Cognitive neuroscience has witnessed two decades of rapid growth, thanks in large part to the continued development of fMRI methods. In my talk, I will question what this work has told us about brain function, and will propose some new directions that I see as being crucial to the ultimate success of cognitive neuroscience. First, I will discuss the need for approaches that allow selective associations between mental operations and representations and brain activity. Related to this, I will discuss the need to develop and test formal ontologies of cognitive processes. Finally, I will discuss the need to make research practices in neuroimaging more reproducible.
In highlighting young children’s receptivity to, and appraisal of, potential informants, recent research on children’s early cultural learning has neglected their self-appraisals and their concomitant information seeking.
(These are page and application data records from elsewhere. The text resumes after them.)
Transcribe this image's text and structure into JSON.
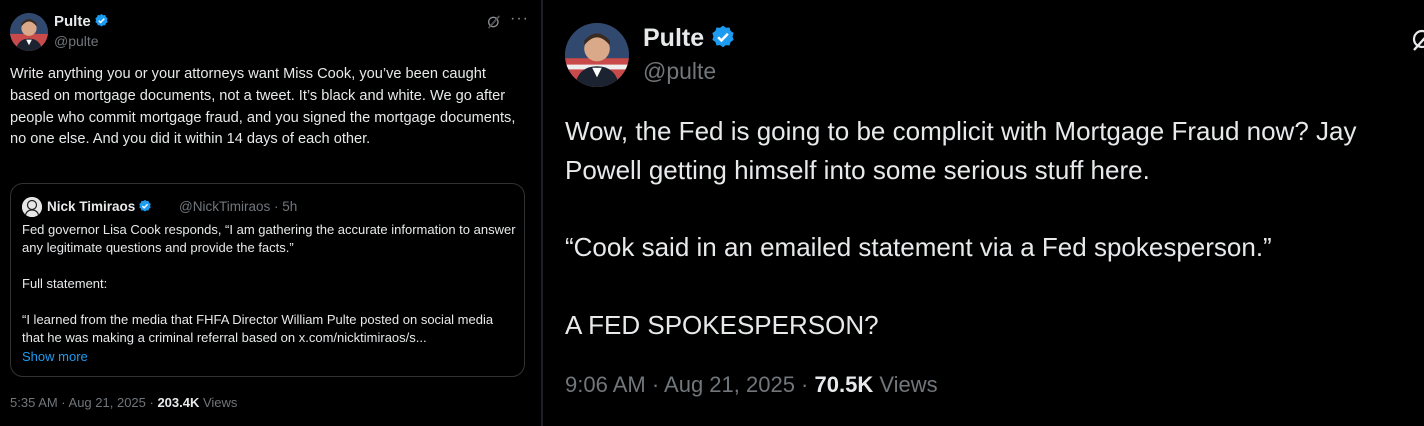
{
  "colors": {
    "background": "#000000",
    "text": "#e7e9ea",
    "muted": "#71767b",
    "link": "#1d9bf0",
    "verified": "#1d9bf0"
  },
  "left_tweet": {
    "author": {
      "name": "Pulte",
      "handle": "@pulte",
      "verified_icon": "verified-badge-icon"
    },
    "grok_icon": "grok-icon",
    "more": "···",
    "text": "Write anything you or your attorneys want Miss Cook, you’ve been caught based on mortgage documents, not a tweet. It’s black and white. We go after people who commit mortgage fraud, and you signed the mortgage documents, no one else. And you did it within 14 days of each other.",
    "quote": {
      "author": {
        "name": "Nick Timiraos",
        "meta": "@NickTimiraos · 5h"
      },
      "text_1": "Fed governor Lisa Cook responds, “I am gathering the accurate information to answer any legitimate questions and provide the facts.”",
      "text_2": "Full statement:",
      "text_3": "“I learned from the media that FHFA Director William Pulte posted on social media that he was making a criminal referral based on x.com/nicktimiraos/s...",
      "show_more": "Show more"
    },
    "footer": {
      "time": "5:35 AM · Aug 21, 2025 · ",
      "views_count": "203.4K",
      "views_label": " Views"
    }
  },
  "right_tweet": {
    "author": {
      "name": "Pulte",
      "handle": "@pulte",
      "verified_icon": "verified-badge-icon"
    },
    "grok_icon": "grok-icon",
    "text_1": "Wow, the Fed is going to be complicit with Mortgage Fraud now? Jay Powell getting himself into some serious stuff here.",
    "text_2": "“Cook said in an emailed statement via a Fed spokesperson.”",
    "text_3": "A FED SPOKESPERSON?",
    "footer": {
      "time": "9:06 AM · Aug 21, 2025 · ",
      "views_count": "70.5K",
      "views_label": " Views"
    }
  }
}
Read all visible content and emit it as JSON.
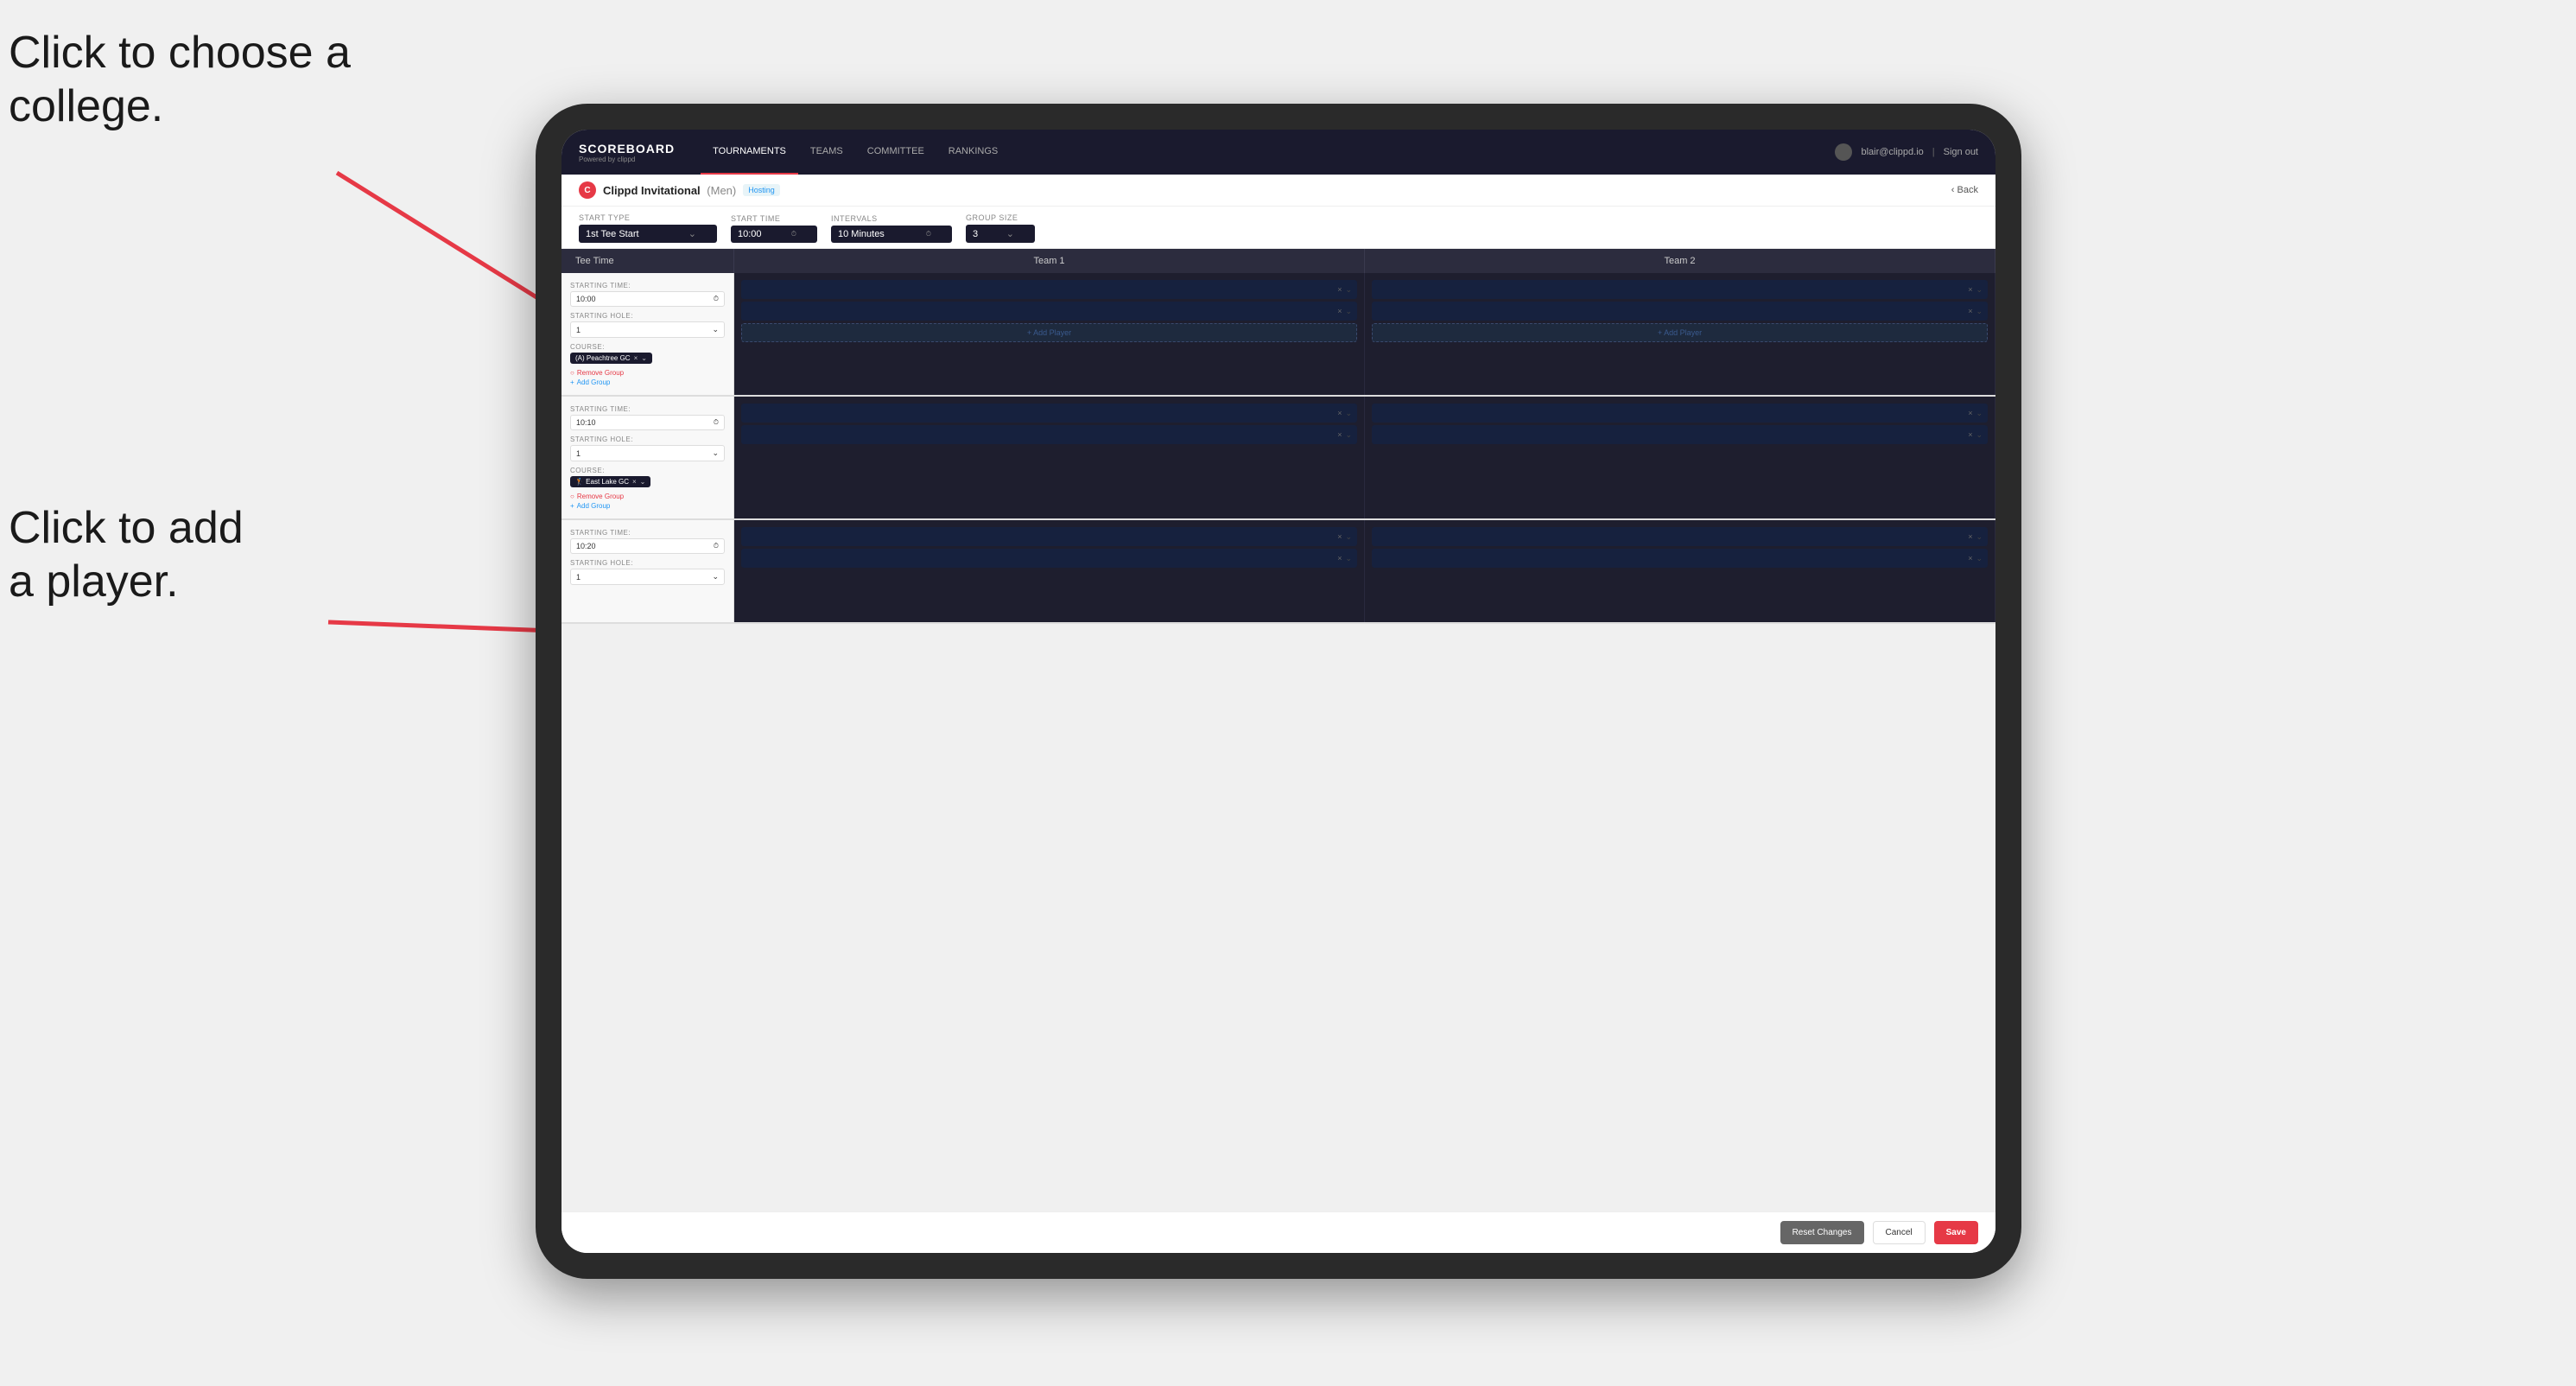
{
  "annotations": {
    "top_text_line1": "Click to choose a",
    "top_text_line2": "college.",
    "bottom_text_line1": "Click to add",
    "bottom_text_line2": "a player."
  },
  "nav": {
    "brand_title": "SCOREBOARD",
    "brand_sub": "Powered by clippd",
    "links": [
      {
        "label": "TOURNAMENTS",
        "active": true
      },
      {
        "label": "TEAMS",
        "active": false
      },
      {
        "label": "COMMITTEE",
        "active": false
      },
      {
        "label": "RANKINGS",
        "active": false
      }
    ],
    "user_email": "blair@clippd.io",
    "sign_out": "Sign out"
  },
  "sub_header": {
    "tournament_name": "Clippd Invitational",
    "gender": "(Men)",
    "hosting": "Hosting",
    "back": "Back"
  },
  "controls": {
    "start_type_label": "Start Type",
    "start_type_value": "1st Tee Start",
    "start_time_label": "Start Time",
    "start_time_value": "10:00",
    "intervals_label": "Intervals",
    "intervals_value": "10 Minutes",
    "group_size_label": "Group Size",
    "group_size_value": "3"
  },
  "table": {
    "col1": "Tee Time",
    "col2": "Team 1",
    "col3": "Team 2"
  },
  "groups": [
    {
      "starting_time": "10:00",
      "starting_hole": "1",
      "course": "(A) Peachtree GC",
      "team1_players": 2,
      "team2_players": 2
    },
    {
      "starting_time": "10:10",
      "starting_hole": "1",
      "course": "East Lake GC",
      "team1_players": 2,
      "team2_players": 2
    },
    {
      "starting_time": "10:20",
      "starting_hole": "1",
      "course": "",
      "team1_players": 2,
      "team2_players": 2
    }
  ],
  "footer": {
    "reset_label": "Reset Changes",
    "cancel_label": "Cancel",
    "save_label": "Save"
  }
}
Recent evidence shows that human toddlers spontaneously signal their own cognitive states; they use non-verbal gestures (e.g., a shoulder shrug and/or flipping of the palms upward and outward) together with explicit statements (“I don’t know”) to convey their ignorance. They also explicitly affirm what they know (“I know…”) and query the knowledge of an interlocutor (“Do you know…?”). Alongside such self-monitoring, toddlers also display an interrogative stance toward potential informants. They ask for information via pointing, via simple factual questions, and via explanation-seeking questions. Granted that children are likely to vary considerably in the responses they receive to such information seeking, they are likely to arrive at different assessments of the scope of human knowledge, the magnitude of their own comparative ignorance, and the potential role of question-asking in mitigating such ignorance.